→ **Brief**:
Nothing but the data itself, reproduced exactly, is the expected answer.

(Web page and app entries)
====

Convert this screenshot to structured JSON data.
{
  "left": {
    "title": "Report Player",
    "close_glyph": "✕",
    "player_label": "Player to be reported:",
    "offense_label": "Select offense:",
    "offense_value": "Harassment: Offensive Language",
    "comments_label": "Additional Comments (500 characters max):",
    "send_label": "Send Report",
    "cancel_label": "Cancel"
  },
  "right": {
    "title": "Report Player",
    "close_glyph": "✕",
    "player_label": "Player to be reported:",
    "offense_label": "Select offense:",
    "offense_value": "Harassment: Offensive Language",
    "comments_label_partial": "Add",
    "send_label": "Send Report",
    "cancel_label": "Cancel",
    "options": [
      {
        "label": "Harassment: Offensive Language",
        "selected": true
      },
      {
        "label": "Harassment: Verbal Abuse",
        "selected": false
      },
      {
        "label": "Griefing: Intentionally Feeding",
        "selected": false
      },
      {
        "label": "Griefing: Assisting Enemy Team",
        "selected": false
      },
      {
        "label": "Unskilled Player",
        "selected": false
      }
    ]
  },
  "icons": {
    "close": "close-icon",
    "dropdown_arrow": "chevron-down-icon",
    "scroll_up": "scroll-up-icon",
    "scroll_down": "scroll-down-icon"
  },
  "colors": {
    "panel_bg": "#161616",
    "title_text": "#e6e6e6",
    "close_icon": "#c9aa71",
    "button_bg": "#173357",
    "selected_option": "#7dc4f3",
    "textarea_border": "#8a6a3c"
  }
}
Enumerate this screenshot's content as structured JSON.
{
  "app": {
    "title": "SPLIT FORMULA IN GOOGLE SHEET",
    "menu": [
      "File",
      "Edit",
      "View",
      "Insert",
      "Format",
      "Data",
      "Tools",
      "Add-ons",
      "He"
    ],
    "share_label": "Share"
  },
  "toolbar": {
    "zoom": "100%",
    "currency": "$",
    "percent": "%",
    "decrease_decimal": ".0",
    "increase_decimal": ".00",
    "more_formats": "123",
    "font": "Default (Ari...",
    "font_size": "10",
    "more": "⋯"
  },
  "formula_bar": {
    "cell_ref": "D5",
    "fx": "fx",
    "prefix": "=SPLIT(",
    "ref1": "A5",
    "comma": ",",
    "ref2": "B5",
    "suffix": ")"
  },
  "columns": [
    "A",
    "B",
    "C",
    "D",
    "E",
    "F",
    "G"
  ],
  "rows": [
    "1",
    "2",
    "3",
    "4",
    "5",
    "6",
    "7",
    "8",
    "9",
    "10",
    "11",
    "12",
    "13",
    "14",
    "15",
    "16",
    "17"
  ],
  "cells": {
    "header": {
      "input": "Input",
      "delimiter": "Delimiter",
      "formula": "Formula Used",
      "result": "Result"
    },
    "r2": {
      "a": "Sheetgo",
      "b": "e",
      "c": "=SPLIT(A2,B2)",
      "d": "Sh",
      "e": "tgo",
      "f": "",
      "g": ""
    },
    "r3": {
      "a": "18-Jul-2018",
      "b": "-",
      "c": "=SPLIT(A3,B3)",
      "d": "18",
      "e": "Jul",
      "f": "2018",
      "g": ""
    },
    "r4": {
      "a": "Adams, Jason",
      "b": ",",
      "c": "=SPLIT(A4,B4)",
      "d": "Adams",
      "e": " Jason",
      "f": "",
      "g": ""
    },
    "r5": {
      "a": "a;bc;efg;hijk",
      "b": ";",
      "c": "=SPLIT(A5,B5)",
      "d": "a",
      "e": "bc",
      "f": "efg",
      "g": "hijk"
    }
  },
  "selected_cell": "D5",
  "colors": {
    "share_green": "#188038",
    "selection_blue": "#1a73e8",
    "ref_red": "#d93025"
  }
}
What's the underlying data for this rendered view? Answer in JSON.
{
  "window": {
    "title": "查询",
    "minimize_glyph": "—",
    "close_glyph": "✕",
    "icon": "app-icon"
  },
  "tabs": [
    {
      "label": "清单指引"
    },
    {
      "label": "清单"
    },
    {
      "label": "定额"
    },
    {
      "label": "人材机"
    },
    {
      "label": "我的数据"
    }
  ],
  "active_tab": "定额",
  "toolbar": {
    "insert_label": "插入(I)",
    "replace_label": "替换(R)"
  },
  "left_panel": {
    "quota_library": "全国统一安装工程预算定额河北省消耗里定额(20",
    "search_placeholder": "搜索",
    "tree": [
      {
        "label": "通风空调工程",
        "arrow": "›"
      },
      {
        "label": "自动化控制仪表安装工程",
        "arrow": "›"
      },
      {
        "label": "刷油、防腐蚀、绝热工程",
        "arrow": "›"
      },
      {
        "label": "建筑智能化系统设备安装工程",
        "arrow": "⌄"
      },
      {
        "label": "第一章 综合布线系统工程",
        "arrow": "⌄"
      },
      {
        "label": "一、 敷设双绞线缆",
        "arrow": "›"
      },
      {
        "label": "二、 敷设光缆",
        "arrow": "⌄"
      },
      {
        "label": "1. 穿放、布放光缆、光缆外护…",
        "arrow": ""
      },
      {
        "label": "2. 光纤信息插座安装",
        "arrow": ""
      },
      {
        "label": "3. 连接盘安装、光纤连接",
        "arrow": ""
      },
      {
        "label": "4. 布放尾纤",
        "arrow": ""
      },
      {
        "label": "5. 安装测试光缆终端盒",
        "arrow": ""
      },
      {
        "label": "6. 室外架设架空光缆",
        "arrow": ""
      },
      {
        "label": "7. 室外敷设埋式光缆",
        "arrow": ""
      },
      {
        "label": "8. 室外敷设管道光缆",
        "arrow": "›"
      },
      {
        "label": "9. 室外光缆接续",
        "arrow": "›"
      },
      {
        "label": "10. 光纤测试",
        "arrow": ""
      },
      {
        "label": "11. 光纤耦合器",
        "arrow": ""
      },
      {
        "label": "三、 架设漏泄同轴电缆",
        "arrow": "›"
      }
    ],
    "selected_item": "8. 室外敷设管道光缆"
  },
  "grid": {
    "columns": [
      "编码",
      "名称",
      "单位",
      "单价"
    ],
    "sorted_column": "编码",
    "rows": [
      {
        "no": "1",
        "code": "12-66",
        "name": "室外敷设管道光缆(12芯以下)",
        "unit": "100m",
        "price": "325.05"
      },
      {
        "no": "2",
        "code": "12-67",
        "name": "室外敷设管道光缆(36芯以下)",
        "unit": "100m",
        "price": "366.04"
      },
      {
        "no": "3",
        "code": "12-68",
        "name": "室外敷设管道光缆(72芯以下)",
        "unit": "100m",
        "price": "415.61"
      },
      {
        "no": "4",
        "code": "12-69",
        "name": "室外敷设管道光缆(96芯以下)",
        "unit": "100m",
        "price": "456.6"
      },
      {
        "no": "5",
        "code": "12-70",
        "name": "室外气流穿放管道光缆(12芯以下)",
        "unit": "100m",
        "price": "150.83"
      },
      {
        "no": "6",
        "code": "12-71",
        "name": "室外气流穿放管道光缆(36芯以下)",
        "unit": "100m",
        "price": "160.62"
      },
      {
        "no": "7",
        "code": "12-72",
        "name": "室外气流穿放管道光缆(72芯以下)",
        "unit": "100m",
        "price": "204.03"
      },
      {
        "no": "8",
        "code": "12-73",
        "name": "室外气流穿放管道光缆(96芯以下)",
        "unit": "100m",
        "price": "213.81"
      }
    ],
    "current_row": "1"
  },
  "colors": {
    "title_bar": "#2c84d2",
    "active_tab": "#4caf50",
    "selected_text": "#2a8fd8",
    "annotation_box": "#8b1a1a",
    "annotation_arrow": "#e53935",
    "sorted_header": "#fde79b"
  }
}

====

→ **Answer to the problem**:
Convert this screenshot to structured JSON data.
{
  "left": {
    "title": "Report Player",
    "close_glyph": "✕",
    "player_label": "Player to be reported:",
    "offense_label": "Select offense:",
    "offense_value": "Harassment: Offensive Language",
    "comments_label": "Additional Comments (500 characters max):",
    "send_label": "Send Report",
    "cancel_label": "Cancel"
  },
  "right": {
    "title": "Report Player",
    "close_glyph": "✕",
    "player_label": "Player to be reported:",
    "offense_label": "Select offense:",
    "offense_value": "Harassment: Offensive Language",
    "comments_label_partial": "Add",
    "send_label": "Send Report",
    "cancel_label": "Cancel",
    "options": [
      {
        "label": "Harassment: Offensive Language",
        "selected": true
      },
      {
        "label": "Harassment: Verbal Abuse",
        "selected": false
      },
      {
        "label": "Griefing: Intentionally Feeding",
        "selected": false
      },
      {
        "label": "Griefing: Assisting Enemy Team",
        "selected": false
      },
      {
        "label": "Unskilled Player",
        "selected": false
      }
    ]
  },
  "icons": {
    "close": "close-icon",
    "dropdown_arrow": "chevron-down-icon",
    "scroll_up": "scroll-up-icon",
    "scroll_down": "scroll-down-icon"
  },
  "colors": {
    "panel_bg": "#161616",
    "title_text": "#e6e6e6",
    "close_icon": "#c9aa71",
    "button_bg": "#173357",
    "selected_option": "#7dc4f3",
    "textarea_border": "#8a6a3c"
  }
}
Enumerate this screenshot's content as structured JSON.
{
  "app": {
    "title": "SPLIT FORMULA IN GOOGLE SHEET",
    "menu": [
      "File",
      "Edit",
      "View",
      "Insert",
      "Format",
      "Data",
      "Tools",
      "Add-ons",
      "He"
    ],
    "share_label": "Share"
  },
  "toolbar": {
    "zoom": "100%",
    "currency": "$",
    "percent": "%",
    "decrease_decimal": ".0",
    "increase_decimal": ".00",
    "more_formats": "123",
    "font": "Default (Ari...",
    "font_size": "10",
    "more": "⋯"
  },
  "formula_bar": {
    "cell_ref": "D5",
    "fx": "fx",
    "prefix": "=SPLIT(",
    "ref1": "A5",
    "comma": ",",
    "ref2": "B5",
    "suffix": ")"
  },
  "columns": [
    "A",
    "B",
    "C",
    "D",
    "E",
    "F",
    "G"
  ],
  "rows": [
    "1",
    "2",
    "3",
    "4",
    "5",
    "6",
    "7",
    "8",
    "9",
    "10",
    "11",
    "12",
    "13",
    "14",
    "15",
    "16",
    "17"
  ],
  "cells": {
    "header": {
      "input": "Input",
      "delimiter": "Delimiter",
      "formula": "Formula Used",
      "result": "Result"
    },
    "r2": {
      "a": "Sheetgo",
      "b": "e",
      "c": "=SPLIT(A2,B2)",
      "d": "Sh",
      "e": "tgo",
      "f": "",
      "g": ""
    },
    "r3": {
      "a": "18-Jul-2018",
      "b": "-",
      "c": "=SPLIT(A3,B3)",
      "d": "18",
      "e": "Jul",
      "f": "2018",
      "g": ""
    },
    "r4": {
      "a": "Adams, Jason",
      "b": ",",
      "c": "=SPLIT(A4,B4)",
      "d": "Adams",
      "e": " Jason",
      "f": "",
      "g": ""
    },
    "r5": {
      "a": "a;bc;efg;hijk",
      "b": ";",
      "c": "=SPLIT(A5,B5)",
      "d": "a",
      "e": "bc",
      "f": "efg",
      "g": "hijk"
    }
  },
  "selected_cell": "D5",
  "colors": {
    "share_green": "#188038",
    "selection_blue": "#1a73e8",
    "ref_red": "#d93025"
  }
}
What's the underlying data for this rendered view? Answer in JSON.
{
  "window": {
    "title": "查询",
    "minimize_glyph": "—",
    "close_glyph": "✕",
    "icon": "app-icon"
  },
  "tabs": [
    {
      "label": "清单指引"
    },
    {
      "label": "清单"
    },
    {
      "label": "定额"
    },
    {
      "label": "人材机"
    },
    {
      "label": "我的数据"
    }
  ],
  "active_tab": "定额",
  "toolbar": {
    "insert_label": "插入(I)",
    "replace_label": "替换(R)"
  },
  "left_panel": {
    "quota_library": "全国统一安装工程预算定额河北省消耗里定额(20",
    "search_placeholder": "搜索",
    "tree": [
      {
        "label": "通风空调工程",
        "arrow": "›"
      },
      {
        "label": "自动化控制仪表安装工程",
        "arrow": "›"
      },
      {
        "label": "刷油、防腐蚀、绝热工程",
        "arrow": "›"
      },
      {
        "label": "建筑智能化系统设备安装工程",
        "arrow": "⌄"
      },
      {
        "label": "第一章 综合布线系统工程",
        "arrow": "⌄"
      },
      {
        "label": "一、 敷设双绞线缆",
        "arrow": "›"
      },
      {
        "label": "二、 敷设光缆",
        "arrow": "⌄"
      },
      {
        "label": "1. 穿放、布放光缆、光缆外护…",
        "arrow": ""
      },
      {
        "label": "2. 光纤信息插座安装",
        "arrow": ""
      },
      {
        "label": "3. 连接盘安装、光纤连接",
        "arrow": ""
      },
      {
        "label": "4. 布放尾纤",
        "arrow": ""
      },
      {
        "label": "5. 安装测试光缆终端盒",
        "arrow": ""
      },
      {
        "label": "6. 室外架设架空光缆",
        "arrow": ""
      },
      {
        "label": "7. 室外敷设埋式光缆",
        "arrow": ""
      },
      {
        "label": "8. 室外敷设管道光缆",
        "arrow": "›"
      },
      {
        "label": "9. 室外光缆接续",
        "arrow": "›"
      },
      {
        "label": "10. 光纤测试",
        "arrow": ""
      },
      {
        "label": "11. 光纤耦合器",
        "arrow": ""
      },
      {
        "label": "三、 架设漏泄同轴电缆",
        "arrow": "›"
      }
    ],
    "selected_item": "8. 室外敷设管道光缆"
  },
  "grid": {
    "columns": [
      "编码",
      "名称",
      "单位",
      "单价"
    ],
    "sorted_column": "编码",
    "rows": [
      {
        "no": "1",
        "code": "12-66",
        "name": "室外敷设管道光缆(12芯以下)",
        "unit": "100m",
        "price": "325.05"
      },
      {
        "no": "2",
        "code": "12-67",
        "name": "室外敷设管道光缆(36芯以下)",
        "unit": "100m",
        "price": "366.04"
      },
      {
        "no": "3",
        "code": "12-68",
        "name": "室外敷设管道光缆(72芯以下)",
        "unit": "100m",
        "price": "415.61"
      },
      {
        "no": "4",
        "code": "12-69",
        "name": "室外敷设管道光缆(96芯以下)",
        "unit": "100m",
        "price": "456.6"
      },
      {
        "no": "5",
        "code": "12-70",
        "name": "室外气流穿放管道光缆(12芯以下)",
        "unit": "100m",
        "price": "150.83"
      },
      {
        "no": "6",
        "code": "12-71",
        "name": "室外气流穿放管道光缆(36芯以下)",
        "unit": "100m",
        "price": "160.62"
      },
      {
        "no": "7",
        "code": "12-72",
        "name": "室外气流穿放管道光缆(72芯以下)",
        "unit": "100m",
        "price": "204.03"
      },
      {
        "no": "8",
        "code": "12-73",
        "name": "室外气流穿放管道光缆(96芯以下)",
        "unit": "100m",
        "price": "213.81"
      }
    ],
    "current_row": "1"
  },
  "colors": {
    "title_bar": "#2c84d2",
    "active_tab": "#4caf50",
    "selected_text": "#2a8fd8",
    "annotation_box": "#8b1a1a",
    "annotation_arrow": "#e53935",
    "sorted_header": "#fde79b"
  }
}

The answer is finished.